The ad is going viral after Facebook chief operating officer Sheryl Sandberg shared it on her profile, calling it “one of the most powerful videos I have ever seen.”

In the two-minute ad, a father visits his grown daughter and her family and watches her — after a day at work — juggle work calls and dinner preparations and her son’s stained shirt.

Meanwhile, her husband watches TV. “I am so proud. And I am so sorry,” her father says in voiceover. “Sorry that you have to do all this alone. Sorry that I never stopped you while you were playing house. I never told you it’s not your job alone, but your husband’s too. But how could I say it when I never helped your mom either?”

We later learn that the voiceover is a letter, and her father closes by promising to do better, starting with doing his own laundry from his trip to visit his daughter…

Own up, dudes!

Look here, kiddies. More poison that looks like candy

Childhood poisonings from a new type of detergent packet have soared in recent weeks, experts say, with the total climbing to more than 1,200 this week from about 200 in late May.

Health authorities have been concerned since late March, when poison control centers around the country noted a small number of reports from parents whose children had opened and swallowed the brightly colored laundry detergent products, which are small enough to fit in a child’s palm and may be mistaken for candy. The detergent packets were introduced by a various companies over the winter as a convenience that can be easily dropped into a washing machine.

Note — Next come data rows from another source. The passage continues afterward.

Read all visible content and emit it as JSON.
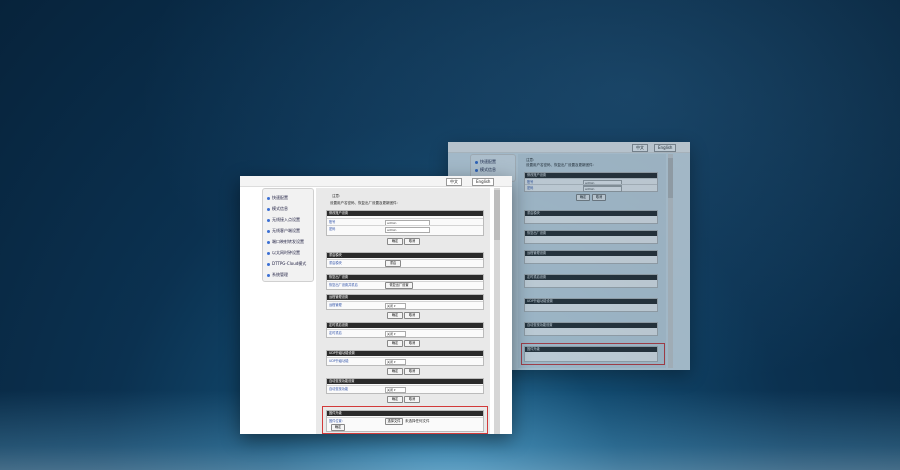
{
  "lang": {
    "zh": "中文",
    "en": "English"
  },
  "sidebar": {
    "items": [
      "快速配置",
      "模式信息",
      "无线接入点设置",
      "无线客户端设置",
      "端口映射转发设置",
      "以太网时钟设置",
      "DTTPG-Cloud模式",
      "系统管理"
    ]
  },
  "intro": {
    "line1": "注意:",
    "line2": "设置用户名密码、恢复出厂设置及更新固件:"
  },
  "account": {
    "title": "修改账户设置",
    "user_label": "账号",
    "user_value": "admin",
    "pass_label": "密码",
    "pass_value": "admin",
    "ok": "确定",
    "cancel": "取消"
  },
  "reboot": {
    "title": "重启模块",
    "label": "重启模块",
    "btn": "重启"
  },
  "factory": {
    "title": "恢复出厂设置",
    "label": "恢复出厂设置并重启",
    "btn": "恢复出厂设置"
  },
  "remote": {
    "title": "远程管理设置",
    "label": "远程管理",
    "value": "关闭",
    "ok": "确定",
    "cancel": "取消"
  },
  "timing": {
    "title": "定时重启设置",
    "label": "定时重启",
    "value": "关闭",
    "ok": "确定",
    "cancel": "取消"
  },
  "udp": {
    "title": "UDP升级功能设置",
    "label": "UDP升级功能",
    "value": "关闭",
    "ok": "确定",
    "cancel": "取消"
  },
  "auto": {
    "title": "自动查找功能设置",
    "label": "自动查找功能",
    "value": "关闭",
    "ok": "确定",
    "cancel": "取消"
  },
  "firmware": {
    "title": "固件升级",
    "label": "固件位置:",
    "choose": "选择文件",
    "nofile": "未选择任何文件",
    "submit": "确定"
  },
  "back": {
    "sidebar": [
      "快速配置",
      "模式信息"
    ],
    "sections": [
      "修改账户设置",
      "重启模块",
      "恢复出厂设置",
      "远程管理设置",
      "定时重启设置",
      "UDP升级功能设置",
      "自动查找功能设置",
      "固件升级"
    ]
  },
  "colors": {
    "highlight": "#d23a3a",
    "header": "#2b2b2b",
    "accent": "#3b6fd4"
  }
}
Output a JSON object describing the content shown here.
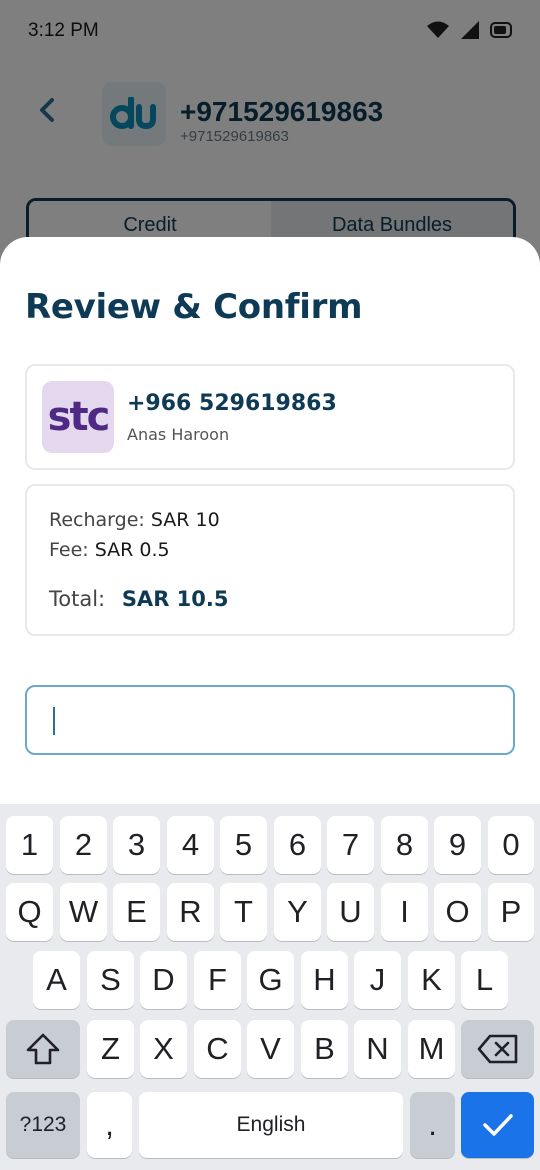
{
  "status_bar": {
    "time": "3:12 PM"
  },
  "background_screen": {
    "number": "+971529619863",
    "sub_number": "+971529619863",
    "tabs": [
      {
        "label": "Credit"
      },
      {
        "label": "Data Bundles"
      }
    ]
  },
  "sheet": {
    "title": "Review & Confirm",
    "recipient": {
      "operator_logo_text": "stc",
      "number": "+966 529619863",
      "name": "Anas Haroon"
    },
    "summary": {
      "recharge_label": "Recharge:",
      "recharge_value": "SAR 10",
      "fee_label": "Fee:",
      "fee_value": "SAR 0.5",
      "total_label": "Total:",
      "total_value": "SAR 10.5"
    },
    "pin_input": {
      "value": "",
      "placeholder": ""
    }
  },
  "keyboard": {
    "row1": [
      "1",
      "2",
      "3",
      "4",
      "5",
      "6",
      "7",
      "8",
      "9",
      "0"
    ],
    "row2": [
      "Q",
      "W",
      "E",
      "R",
      "T",
      "Y",
      "U",
      "I",
      "O",
      "P"
    ],
    "row3": [
      "A",
      "S",
      "D",
      "F",
      "G",
      "H",
      "J",
      "K",
      "L"
    ],
    "row4": [
      "Z",
      "X",
      "C",
      "V",
      "B",
      "N",
      "M"
    ],
    "symbols_label": "?123",
    "comma_label": ",",
    "space_label": "English",
    "period_label": "."
  },
  "colors": {
    "brand_primary": "#0e3a55",
    "accent_blue": "#1a73e8",
    "stc_purple": "#4f2a85"
  }
}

But because of their bite-size shape and candylike colors, many toddlers and small children have been eating them. Poison control centers first starting putting out alerts about two to three months ago, not long after the products were introduced in the United States. By late May, the number of reported cases had reached 200 to 250 nationwide, prompting widespread news media attention and an announcement from Tide, which makes one of the most popular forms of the products, that the company would change its packaging to make the packets more difficult for children to tamper with.

Doctors involved with poison control centers say they don’t yet know why the packets are more dangerous, why children getting the contents into their systems are suffering such severe reactions. That’s all well and good. You can have plenty of time to study them after you get them out of the stores.

Some of the responses are hilarious. Parents need to do more than just put these products out of the reach of children. Don’t “just put these up high, but to put them up very high in a locked cabinet…” Cripes – they’re being sold as a convenience product to people too lazy to measure out detergent in a little cap.

Get this dangerous crap out of the stores!